     With that being said, a lot has happened since my post a couple of months ago. My semester ended, and, so far, very successfully. My grades are better than they’ve been at any point I can remember and I even had some time to relax even during finals weeks, which is quite remarkable. Other than Old Testament final night, in which I got to see the beginnings of what I’m sure was a remarkable sunrise around 4:30 AM after about 14 straight hours of work, it was a fairly easy process.

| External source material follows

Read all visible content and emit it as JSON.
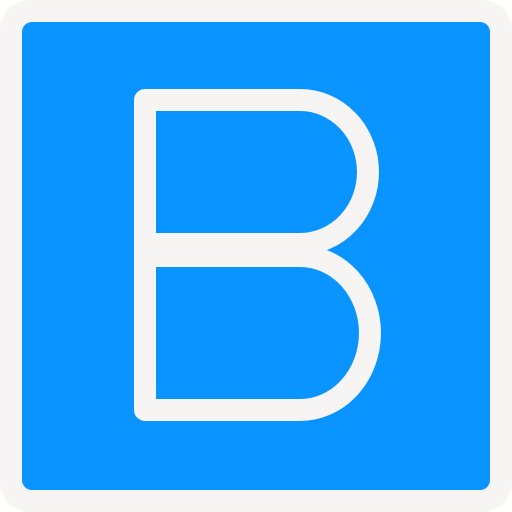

     Life at Drew is good, although I am coming to a fuller realization of the weaknesses of my community. Most particularly, I came to realize that if I simply trusted the seminary process and did my best, I would be a very well equipped chaplaincy style minister, perfectly suitable for a church in the 1950’s. Seminary education will not give me tools that I need to be transformative- it will not teach me about methods for evaluating congregational health, working with small groups, evangelizing, visioning, running meetings, or encouraging discipleship, even as it gives me an excellent background in academics and in pastoral care.

     Perhaps this points to one of the reasons why our clergy quality is so poor in New England. Not only are many of our pastors burnt out, but their training is literally half a century old. If our clergy are to become effective, I believe that our seminaries will have significantly reform their course of study to emphasize practical parish ministry, group dynamics, spiritual growth, personal self awareness, and congregational dynamics. *steps off soapbox*

     One semester at Drew also makes me realize that liberals can be every bit as intolerant as people of any other ideology. It has disappointed me to watch some of my classmates drop one belief that they blindly held onto (e.g. the historical church has always been the sole correct possessor of the truth) just to blindly pick up another (e.g. the historical church has always been a close-minded parochial oppressor). Furthermore, while the school emphasizes racial and cultural diversity, they ignore and even repress ideological diversity. Professors, students, and even one dean have made the assumption that the school speaks with one monolithic voice on issues such as white privilege, homosexuality, the role of scripture, and social justice. Furthermore, they also often imply that those who disagree with them are close-minded, bigoted, racist, and generally inferior Christians. I am thankful that there are many people, especially in my class, who are far more open-minded and can hopefully change the somewhat bigoted liberal attitude that my school sometimes exhibits over the course of these next few years.

     In other exciting news, I attended the wedding of a college friend, Megan Burd. It was a pleasure to be able to support her and catch up with some old time Colby College friends. It was refreshing to see such an explicitly spiritual and dignified wedding- rather than focusing on pageantry, it focused on the purpose of a Christian wedding- which, in my mind, is for two people to make a covenant between themselves and God in the sight of their entire community. What a beautiful sight!

     All right, that’s enough for now. Enjoy your January and keep in touch!